Jungle Prada History

Jungle Prada’s Amazing History!

Plymouth Rock, Jamestown, the Lost Colony of Sir Walter Raleigh — Did you know we have a site older than them all? It was right here in St. Petersburg 480+ years ago, when the first European who toured our continent set off from a shady ridge next to what is now a parking lot in Jungle Prada. His name was Panfilo de Narvaez

Much has changed over the nearly five centuries. since de Narvaez landing. Now approximately 500 homes comprise the Jungle Prada association. Winding red brick streets, lush landscaping, and century-old towering oaks enhance the eclectic and unique home styles from Spanish / Mediterranean to ranch and “new millennium.”

Jungle Prada has boasted several historical sites of significance

  • Tocobaga Indian Mound
  • Site of de Narvez landing
  • Jungle Country Club Hotel

The Tocobaga Indian occupied much of western Florida about 5,000 years ago.
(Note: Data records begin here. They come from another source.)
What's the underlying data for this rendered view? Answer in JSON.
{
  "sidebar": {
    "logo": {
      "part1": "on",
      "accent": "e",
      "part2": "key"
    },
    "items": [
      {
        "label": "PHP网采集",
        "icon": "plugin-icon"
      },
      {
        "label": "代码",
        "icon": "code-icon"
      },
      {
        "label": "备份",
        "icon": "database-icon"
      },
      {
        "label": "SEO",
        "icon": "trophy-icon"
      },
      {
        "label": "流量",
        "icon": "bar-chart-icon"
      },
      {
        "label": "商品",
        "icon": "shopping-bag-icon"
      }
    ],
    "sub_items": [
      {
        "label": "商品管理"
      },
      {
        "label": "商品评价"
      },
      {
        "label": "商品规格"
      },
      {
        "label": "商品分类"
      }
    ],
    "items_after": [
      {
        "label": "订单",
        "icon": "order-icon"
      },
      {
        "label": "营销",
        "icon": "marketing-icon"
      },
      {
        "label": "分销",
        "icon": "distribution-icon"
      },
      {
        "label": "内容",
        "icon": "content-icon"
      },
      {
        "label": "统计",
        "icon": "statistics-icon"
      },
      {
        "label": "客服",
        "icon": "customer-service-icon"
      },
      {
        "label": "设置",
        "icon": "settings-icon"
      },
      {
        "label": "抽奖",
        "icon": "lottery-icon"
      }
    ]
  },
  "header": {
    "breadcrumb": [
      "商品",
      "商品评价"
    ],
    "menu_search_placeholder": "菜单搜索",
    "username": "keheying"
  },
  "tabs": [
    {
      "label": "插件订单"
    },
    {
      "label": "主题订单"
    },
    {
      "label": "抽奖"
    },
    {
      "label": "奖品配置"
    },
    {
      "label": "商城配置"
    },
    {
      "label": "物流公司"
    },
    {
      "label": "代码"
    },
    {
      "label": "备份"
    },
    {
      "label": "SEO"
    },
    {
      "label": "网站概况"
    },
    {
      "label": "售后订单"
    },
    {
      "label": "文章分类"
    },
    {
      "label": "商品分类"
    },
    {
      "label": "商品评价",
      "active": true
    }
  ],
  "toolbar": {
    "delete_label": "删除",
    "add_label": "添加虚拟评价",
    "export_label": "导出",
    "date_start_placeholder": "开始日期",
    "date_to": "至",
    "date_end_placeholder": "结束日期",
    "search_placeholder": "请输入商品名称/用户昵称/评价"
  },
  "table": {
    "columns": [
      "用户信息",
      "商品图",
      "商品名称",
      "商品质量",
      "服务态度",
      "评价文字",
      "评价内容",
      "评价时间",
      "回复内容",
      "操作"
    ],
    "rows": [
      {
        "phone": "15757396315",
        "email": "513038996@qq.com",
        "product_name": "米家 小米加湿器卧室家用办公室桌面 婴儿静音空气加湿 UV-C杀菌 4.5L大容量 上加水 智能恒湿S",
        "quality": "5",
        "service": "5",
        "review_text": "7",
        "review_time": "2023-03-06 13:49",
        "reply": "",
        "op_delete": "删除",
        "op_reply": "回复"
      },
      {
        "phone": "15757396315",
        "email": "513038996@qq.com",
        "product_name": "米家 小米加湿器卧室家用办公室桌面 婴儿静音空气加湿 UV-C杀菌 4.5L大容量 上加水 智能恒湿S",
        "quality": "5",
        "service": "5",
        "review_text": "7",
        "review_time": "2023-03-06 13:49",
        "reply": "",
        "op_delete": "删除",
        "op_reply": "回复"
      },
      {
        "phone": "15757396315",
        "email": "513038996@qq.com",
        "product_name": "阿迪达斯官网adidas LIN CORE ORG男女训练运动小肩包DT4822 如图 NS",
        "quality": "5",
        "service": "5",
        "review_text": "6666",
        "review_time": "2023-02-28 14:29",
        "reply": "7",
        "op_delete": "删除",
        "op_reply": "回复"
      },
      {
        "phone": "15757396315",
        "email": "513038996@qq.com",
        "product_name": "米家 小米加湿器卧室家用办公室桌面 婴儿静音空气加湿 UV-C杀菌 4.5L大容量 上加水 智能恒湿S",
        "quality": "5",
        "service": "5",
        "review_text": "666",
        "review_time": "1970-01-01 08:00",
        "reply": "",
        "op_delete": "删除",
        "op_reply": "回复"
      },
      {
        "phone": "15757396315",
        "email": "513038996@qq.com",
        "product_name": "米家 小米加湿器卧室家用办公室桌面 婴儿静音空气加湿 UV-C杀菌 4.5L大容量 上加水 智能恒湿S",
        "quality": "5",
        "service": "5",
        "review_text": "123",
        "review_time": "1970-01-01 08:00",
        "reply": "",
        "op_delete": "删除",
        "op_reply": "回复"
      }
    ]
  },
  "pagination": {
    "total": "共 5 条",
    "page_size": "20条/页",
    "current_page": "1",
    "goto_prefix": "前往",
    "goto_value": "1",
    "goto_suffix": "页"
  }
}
Several “mounds” are found in and around the Jungle area. The mound across from the Jungle Prada is a miden or “trash” mound. Local developer and historian Walter P. Fuller (located the mound) stating that Spanish explorer, Panfilo de Navez, landed along the shores of Boca Ciega in 1528.

The same Walter P. Fuller developed the Jungle Country Club hotel, “the crown jewel of the Jungle” in 1925. This grand hotel was the first of three hotels built on the western portion of Pinellas Penisula. This setting allowed the hotel to offer a variety of recreational activities not as readily available at the other “in town” hotels. Fuller’s hotel featured golf, horseback riding, a full line of water sports, and even flying lessons at the adjacent Piper Fuller Airport. The hotel was also the site of the first radio station in St. Petersburg, now WSUN, offering lobby side broadcasts. He also created the Jungle Prada, and the Gangplank, the area’s first nightclub which such “notables” as Al Capone frequented.

In 1945, the Jungle Country Club Hotel and the golf course were sold to Admiral Farragut Academy. In the late 1940’s and 1950’s, the Academy sold portions of the original golf course which were subsequently developed into single family homes… Thus, street names such a Bogie, Stimie, Par and Follow Thru are all that remain of the old golf course.